**Recorded information:**
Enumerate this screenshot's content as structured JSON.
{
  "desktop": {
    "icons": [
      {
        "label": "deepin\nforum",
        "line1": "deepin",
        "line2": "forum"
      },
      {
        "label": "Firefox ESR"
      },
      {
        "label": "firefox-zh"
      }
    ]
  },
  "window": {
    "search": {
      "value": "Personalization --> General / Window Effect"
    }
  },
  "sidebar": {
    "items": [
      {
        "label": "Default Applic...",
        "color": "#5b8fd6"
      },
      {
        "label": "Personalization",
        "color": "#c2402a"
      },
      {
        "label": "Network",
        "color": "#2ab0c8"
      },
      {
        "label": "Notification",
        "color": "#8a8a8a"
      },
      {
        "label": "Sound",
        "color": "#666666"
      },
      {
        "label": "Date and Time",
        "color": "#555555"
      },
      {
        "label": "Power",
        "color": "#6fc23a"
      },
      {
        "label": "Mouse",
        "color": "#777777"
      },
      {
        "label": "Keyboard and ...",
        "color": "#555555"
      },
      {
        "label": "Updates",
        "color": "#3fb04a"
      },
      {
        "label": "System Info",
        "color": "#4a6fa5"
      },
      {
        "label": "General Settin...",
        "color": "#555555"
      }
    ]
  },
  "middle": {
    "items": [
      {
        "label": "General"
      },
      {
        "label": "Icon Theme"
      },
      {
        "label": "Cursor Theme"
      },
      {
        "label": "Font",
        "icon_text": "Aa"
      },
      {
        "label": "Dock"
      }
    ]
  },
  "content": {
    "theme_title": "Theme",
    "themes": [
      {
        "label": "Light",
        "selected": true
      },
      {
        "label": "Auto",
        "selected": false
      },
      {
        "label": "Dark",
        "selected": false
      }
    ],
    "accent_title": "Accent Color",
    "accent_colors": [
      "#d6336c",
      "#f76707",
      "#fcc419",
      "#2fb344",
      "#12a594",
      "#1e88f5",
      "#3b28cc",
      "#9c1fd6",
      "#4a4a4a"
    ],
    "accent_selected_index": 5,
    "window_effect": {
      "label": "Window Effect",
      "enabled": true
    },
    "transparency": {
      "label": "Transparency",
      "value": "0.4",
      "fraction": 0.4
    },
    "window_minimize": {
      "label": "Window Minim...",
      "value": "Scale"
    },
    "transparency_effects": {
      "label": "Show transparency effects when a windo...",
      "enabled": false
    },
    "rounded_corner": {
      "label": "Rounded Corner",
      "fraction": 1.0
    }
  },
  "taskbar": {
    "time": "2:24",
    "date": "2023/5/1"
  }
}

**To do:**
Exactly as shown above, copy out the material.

**Response to the task:**
Enumerate this screenshot's content as structured JSON.
{
  "desktop": {
    "icons": [
      {
        "label": "deepin\nforum",
        "line1": "deepin",
        "line2": "forum"
      },
      {
        "label": "Firefox ESR"
      },
      {
        "label": "firefox-zh"
      }
    ]
  },
  "window": {
    "search": {
      "value": "Personalization --> General / Window Effect"
    }
  },
  "sidebar": {
    "items": [
      {
        "label": "Default Applic...",
        "color": "#5b8fd6"
      },
      {
        "label": "Personalization",
        "color": "#c2402a"
      },
      {
        "label": "Network",
        "color": "#2ab0c8"
      },
      {
        "label": "Notification",
        "color": "#8a8a8a"
      },
      {
        "label": "Sound",
        "color": "#666666"
      },
      {
        "label": "Date and Time",
        "color": "#555555"
      },
      {
        "label": "Power",
        "color": "#6fc23a"
      },
      {
        "label": "Mouse",
        "color": "#777777"
      },
      {
        "label": "Keyboard and ...",
        "color": "#555555"
      },
      {
        "label": "Updates",
        "color": "#3fb04a"
      },
      {
        "label": "System Info",
        "color": "#4a6fa5"
      },
      {
        "label": "General Settin...",
        "color": "#555555"
      }
    ]
  },
  "middle": {
    "items": [
      {
        "label": "General"
      },
      {
        "label": "Icon Theme"
      },
      {
        "label": "Cursor Theme"
      },
      {
        "label": "Font",
        "icon_text": "Aa"
      },
      {
        "label": "Dock"
      }
    ]
  },
  "content": {
    "theme_title": "Theme",
    "themes": [
      {
        "label": "Light",
        "selected": true
      },
      {
        "label": "Auto",
        "selected": false
      },
      {
        "label": "Dark",
        "selected": false
      }
    ],
    "accent_title": "Accent Color",
    "accent_colors": [
      "#d6336c",
      "#f76707",
      "#fcc419",
      "#2fb344",
      "#12a594",
      "#1e88f5",
      "#3b28cc",
      "#9c1fd6",
      "#4a4a4a"
    ],
    "accent_selected_index": 5,
    "window_effect": {
      "label": "Window Effect",
      "enabled": true
    },
    "transparency": {
      "label": "Transparency",
      "value": "0.4",
      "fraction": 0.4
    },
    "window_minimize": {
      "label": "Window Minim...",
      "value": "Scale"
    },
    "transparency_effects": {
      "label": "Show transparency effects when a windo...",
      "enabled": false
    },
    "rounded_corner": {
      "label": "Rounded Corner",
      "fraction": 1.0
    }
  },
  "taskbar": {
    "time": "2:24",
    "date": "2023/5/1"
  }
}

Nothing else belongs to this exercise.